Tyrone Davis describes himself as a low-key guy, someone who is not easily excited.
But even Davis had to admit to getting a little fired up when his telephone rang on a recent Friday. It was the White House calling, letting Davis know that he was being invited to sit in First Lady Michelle Obama’s box for President Obama’s State of the Union speech.
“I was thinking, wow, this is crazy,” Davis says. “My response was, ‘Of course I can make it.'”
So a few days later, Davis enjoyed a whirlwind day in Washington, D.C., culminating with the State of the Union speech in the U.S. House chamber.
Davis is now in law school at Elon University, but his invitation to Washington was the result of his interest in the environment that was sparked when he earned a bachelor’s degree (in 2007) and master’s degree in public administration (in 2009) at NC State. “I tried to focus on policy, and focus my studies on environmental and energy issues,” Davis says.
Davis, who grew up in Winston-Salem, N.C., went to work as an intern with the Environmental Defense Fund (EDF) after he finished graduate school at NC State. As an EDF Climate Corps fellow, Davis helped Elizabeth City State University find ways to become more energy efficient. The university then hired Davis on a temporary basis as a sustainability coordinator. He ended up showing the school how to save more than $31,000 a year.
“One thing that was easier than I expected was trying to change the culture,” Davis says. “It just came from me walking around the campus to see how things operated. I would walk around and talk to people. It kind of got them thinking.”
It was his work at Elizabeth City State University that prompted officials at the EDF to give Davis’ name to the White House as a possible guest at the State of the Union address. Davis was in Hong Kong as part of a study abroad program at Elon’s law school when he first heard from someone at the EDF that his name had been given to the White House.
“I just thought they would do some story on me or that my name might be mentioned in the speech,” says Davis, who hopes to work in some area of environmental law after he graduates from law school in May.

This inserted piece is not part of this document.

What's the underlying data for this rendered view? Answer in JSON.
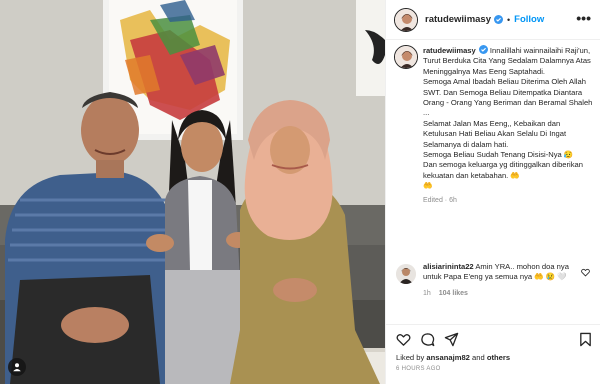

But a couple of weeks later, Davis found himself in Washington, D.C. His day included a tour of the headquarters of the Environmental Protection Agency, where he met several top officials, and then a tour of the White House. That was followed by a reception in the East Room and a chance to have his photo taken with the first lady. “It was just a great experience,” Davis says.

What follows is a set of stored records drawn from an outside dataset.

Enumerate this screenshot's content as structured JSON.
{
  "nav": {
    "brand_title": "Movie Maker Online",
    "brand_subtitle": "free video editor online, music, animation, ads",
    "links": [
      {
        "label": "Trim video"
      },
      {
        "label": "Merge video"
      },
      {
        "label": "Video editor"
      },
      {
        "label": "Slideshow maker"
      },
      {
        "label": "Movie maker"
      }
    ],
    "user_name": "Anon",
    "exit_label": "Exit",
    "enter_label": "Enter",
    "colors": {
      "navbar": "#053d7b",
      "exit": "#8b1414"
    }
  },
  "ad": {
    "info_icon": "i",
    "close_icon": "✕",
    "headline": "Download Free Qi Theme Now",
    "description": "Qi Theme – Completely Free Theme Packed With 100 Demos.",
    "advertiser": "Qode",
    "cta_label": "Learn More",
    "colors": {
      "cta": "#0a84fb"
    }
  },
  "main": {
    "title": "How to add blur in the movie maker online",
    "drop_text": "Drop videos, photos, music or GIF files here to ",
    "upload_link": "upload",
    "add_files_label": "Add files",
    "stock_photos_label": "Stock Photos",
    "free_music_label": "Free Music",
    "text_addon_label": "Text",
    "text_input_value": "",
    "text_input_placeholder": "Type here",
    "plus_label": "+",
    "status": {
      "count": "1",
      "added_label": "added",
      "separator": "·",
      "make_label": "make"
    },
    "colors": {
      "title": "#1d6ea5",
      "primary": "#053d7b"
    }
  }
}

One of the highlights of his White House visit was seeing various paintings of past presidents and first ladies. That may seem surprising, given that Davis is legally blind and he couldn’t see the paintings unless he was standing next to them. “I learned a little bit of the history behind some of those paintings,” he says.
Davis’ vision also limited what he could see at the State of the Union. He could figure out where President Obama was standing, but could not make out the president himself. At one point, Davis heard applause for someone walking behind him and has to ask someone seated near him who the applause was for. It was a soldier who was making his way to his seat.

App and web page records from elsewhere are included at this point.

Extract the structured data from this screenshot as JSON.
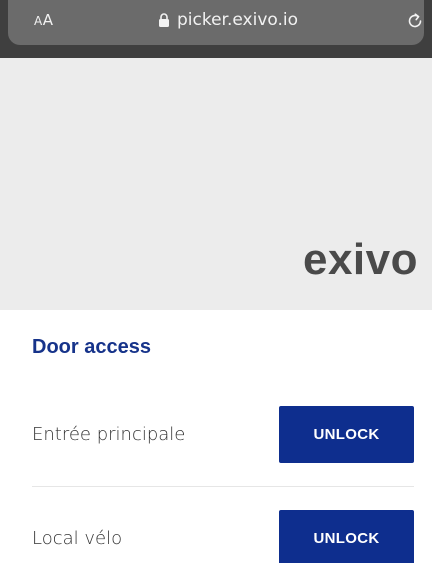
{
  "browser": {
    "text_size_large": "A",
    "text_size_small": "A",
    "url": "picker.exivo.io",
    "icons": {
      "lock": "lock-icon",
      "reload": "reload-icon"
    }
  },
  "banner": {
    "logo_text": "exivo",
    "background": "#ececec"
  },
  "main": {
    "title": "Door access",
    "doors": [
      {
        "name": "Entrée principale",
        "action": "UNLOCK"
      },
      {
        "name": "Local vélo",
        "action": "UNLOCK"
      }
    ]
  },
  "colors": {
    "accent": "#0e2e8e",
    "title": "#16338a",
    "toolbar": "#3f3f3f"
  }
}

“That’s the sort of thing I have to deal with on a daily basis,” Davis says. “I have to concentrate and listen a little bit harder.”
Davis had a brief opportunity to get a photo with the president after the speech, and then enjoyed talking with one of Michelle Obama’s other guests – a survivor of the Boston Marathon bombing – when they both got back to the hotel that evening.
“It really did happen fast,” Davis says of his day in Washington. “I tried to take in as much as I could. The president and first lady were very warm and sincere people. The whole experience seemed very unreal.”